The Soviet Union was once one of the world's leading shipbuilders that produced a million tons DWT each year. Its collapse has left 65 shipyards and docks, 100 specialized factories and engineering plants, scores of research centers and institutes, and a workforce of 200,000 - a huge but still severely underemployed sector - without state support and with really little work to do. In 15 post-Soviet years, the Russian civilian (merchant and passenger) fleet has shrunk 3.5 times, losing about 800 vessels, notably almost all refrigerated carriers and passenger vessels. Defense orders have fallen to 5% of the Soviet-era level.
In early 2003, Russia had 940 freighters (5 million tons DWT) on its records; however, most large ships (180 totaling 7 million tons DWT) were registered in other countries and in offshore states. Put together, these two figures listed Russia as 13th in the world by the displacement of its operational fleet, fueling a bitter debate whether this country actually needs to fight for global maritime leadership. Now that President Vladimir Putin has signed Russia's Maritime Doctrine 2020, the answer to this debate is conceptually yes. The doctrine makes maritime revival one of Russia's national priorities, focusing on measures designed to encourage national shipbuilding and create a favorable and competitive market environment for operators. Hopefully, this effort will be administered better than the previous two: the 1993-2000 doctrine, under which 589 vessels (8,427 million tons DWT) were to be imported largely failed, with only 25% of the vessels and only 5% of deadweight actually bought; under the 1996-2000 fishing development strategy, the state promised to provide fishing companies with 301 new vessels but only 14 finally became operational.
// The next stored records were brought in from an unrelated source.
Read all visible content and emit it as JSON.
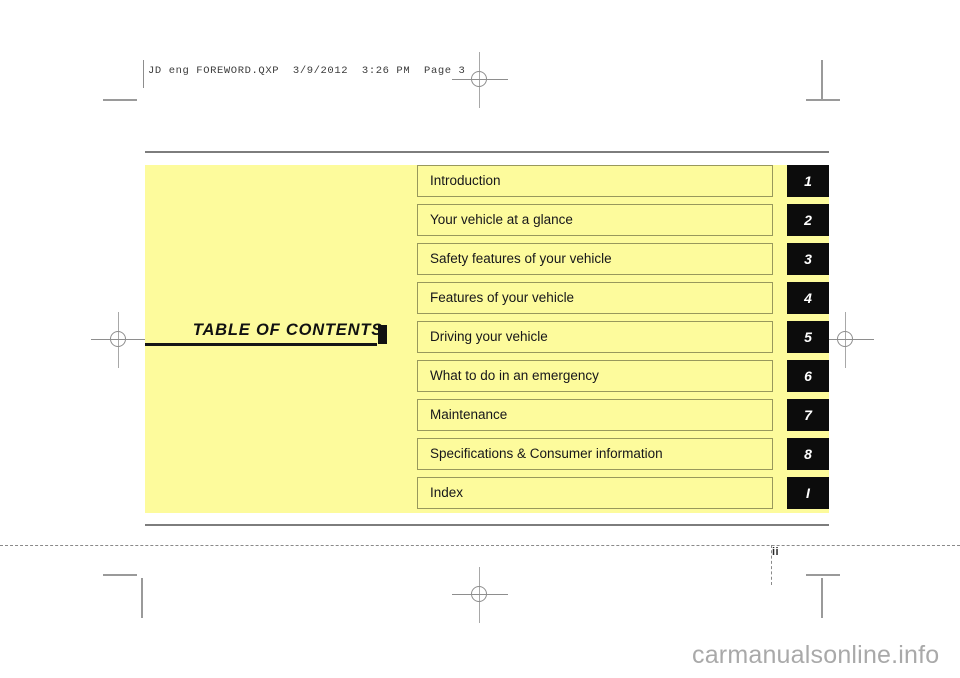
{
  "print_header": {
    "text": "JD eng FOREWORD.QXP  3/9/2012  3:26 PM  Page 3"
  },
  "page": {
    "folio": "ii",
    "watermark": "carmanualsonline.info",
    "panel_color": "#fdfb9c",
    "tab_color": "#0c0c0c",
    "item_border_color": "#98985c"
  },
  "toc": {
    "heading": "TABLE  OF  CONTENTS",
    "items": [
      {
        "label": "Introduction",
        "tab": "1"
      },
      {
        "label": "Your vehicle at a glance",
        "tab": "2"
      },
      {
        "label": "Safety features of your vehicle",
        "tab": "3"
      },
      {
        "label": "Features of your vehicle",
        "tab": "4"
      },
      {
        "label": "Driving your vehicle",
        "tab": "5"
      },
      {
        "label": "What to do in an emergency",
        "tab": "6"
      },
      {
        "label": "Maintenance",
        "tab": "7"
      },
      {
        "label": "Specifications & Consumer information",
        "tab": "8"
      },
      {
        "label": "Index",
        "tab": "I"
      }
    ]
  }
}
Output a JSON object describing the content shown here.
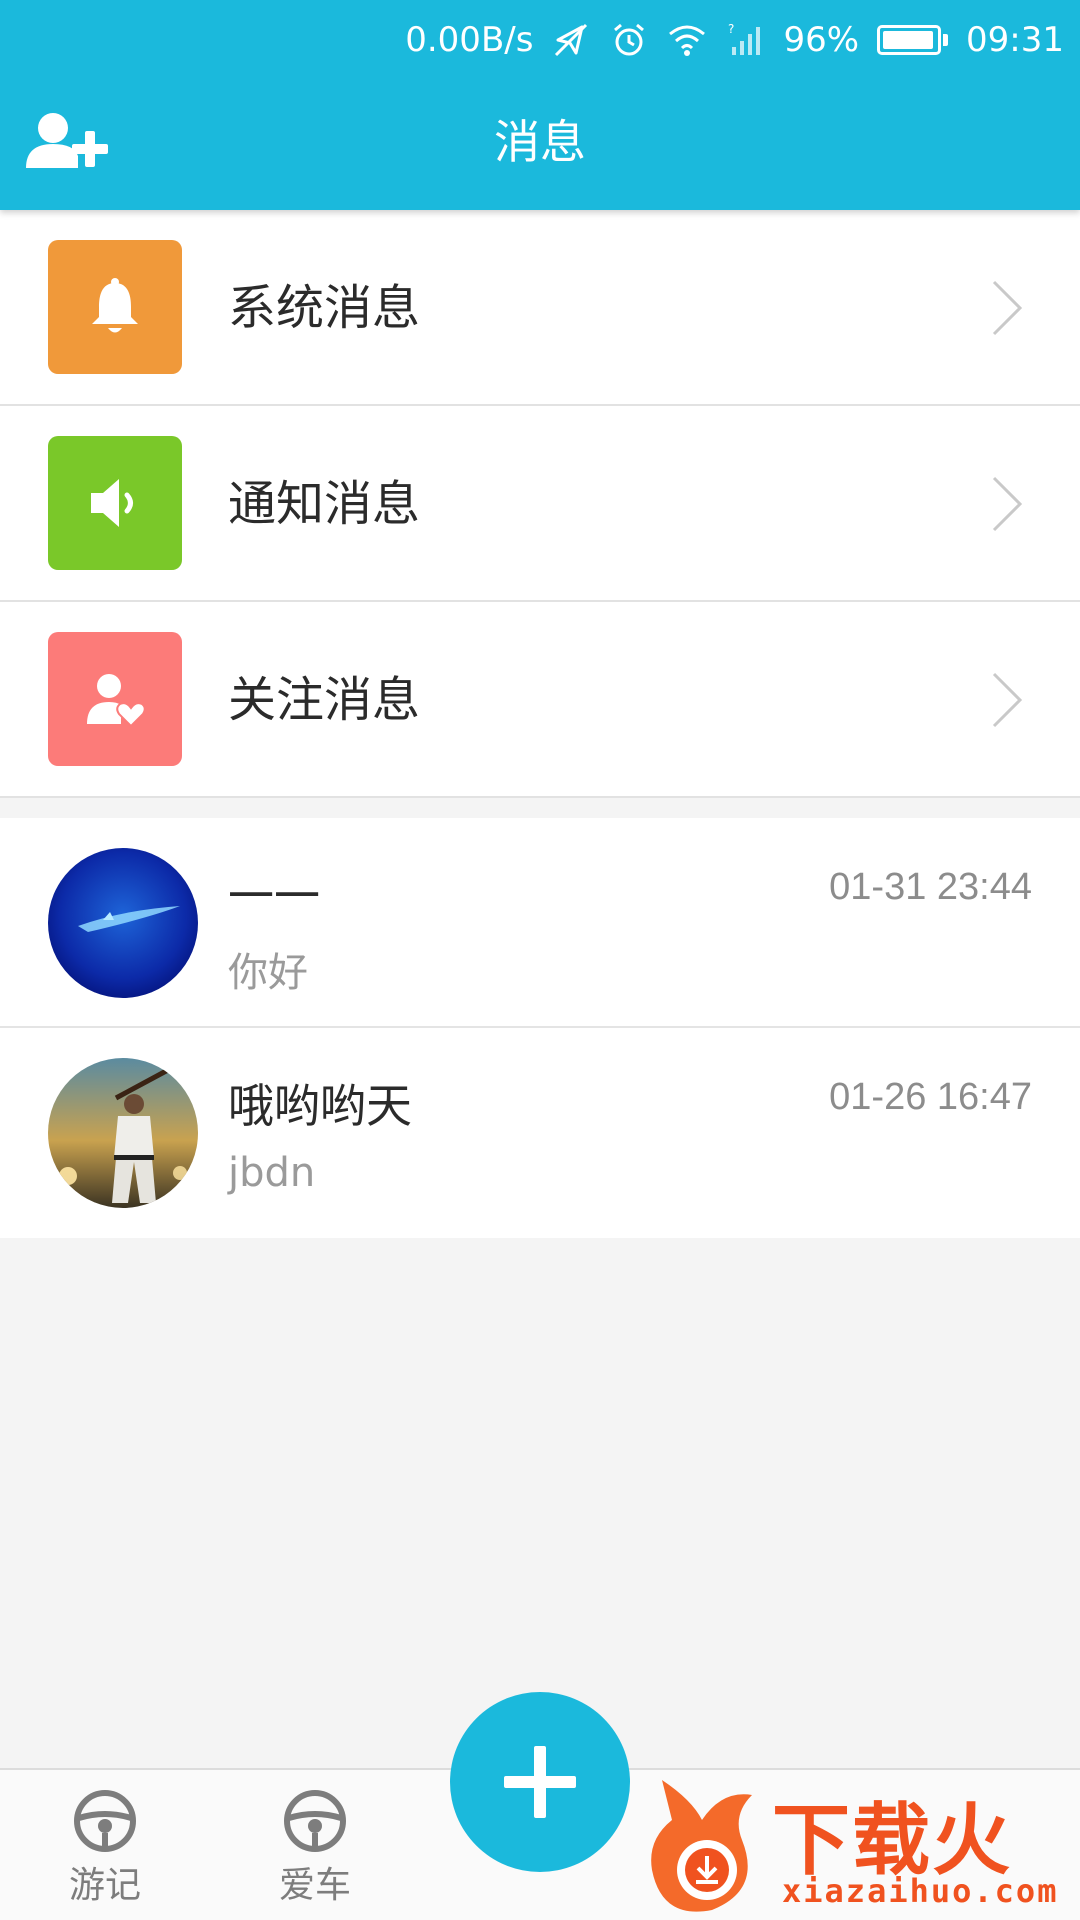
{
  "status": {
    "net_speed": "0.00B/s",
    "battery": "96%",
    "time": "09:31",
    "icons": [
      "mute-vibrate-icon",
      "alarm-icon",
      "wifi-icon",
      "signal-icon"
    ]
  },
  "header": {
    "title": "消息",
    "left_icon": "add-friend-icon",
    "color": "#1bb9dc"
  },
  "categories": [
    {
      "label": "系统消息",
      "icon": "bell-icon",
      "color": "#f0993a"
    },
    {
      "label": "通知消息",
      "icon": "speaker-icon",
      "color": "#7ac829"
    },
    {
      "label": "关注消息",
      "icon": "follow-heart-icon",
      "color": "#fc7b79"
    }
  ],
  "chats": [
    {
      "name": "一一",
      "time": "01-31 23:44",
      "preview": "你好",
      "avatar": "blue-underwater-avatar"
    },
    {
      "name": "哦哟哟天",
      "time": "01-26 16:47",
      "preview": "jbdn",
      "avatar": "baseball-player-avatar"
    }
  ],
  "bottom_nav": {
    "items": [
      {
        "label": "游记",
        "icon": "steering-wheel-icon"
      },
      {
        "label": "爱车",
        "icon": "steering-wheel-icon"
      }
    ],
    "fab_icon": "plus-icon"
  },
  "watermark": {
    "text": "下载火",
    "url": "xiazaihuo.com"
  }
}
The shipbuilding commission will now help coordinate relevant business interests with state activities and shipbuilding with other sectors of the economy; promote modernization in the industry; work out proposals on priority projects and bills to improve the legal base; and shape a national maritime policy, part of which is support for national shipbuilding. Future ships will be built and those that are operational will be used as collateral with creditors - this is a well-established world practice. However, nine in ten newly built Russian ships have been financed internationally and therefore have to be registered in countries providing the highest safety and lowest tax risks (taxes range from 5% of total revenue in "owner-friendly" countries to 86% to 88% in Russia).
Whether the government will reverse this appalling difference that makes foreign freighters more competitive than Russian in the Russian cargo market remains to be seen. If it fails, operational and even future ships built in Russia will immediately go to other countries for registration. The doctrine, however, does not go far enough in protecting national operators. In the United States, for example, the government guarantees shipbuilders' loans for 87.5% of the total cost of a new vessel. As a result, such loans are repaid by installments that are extended up to 25 years.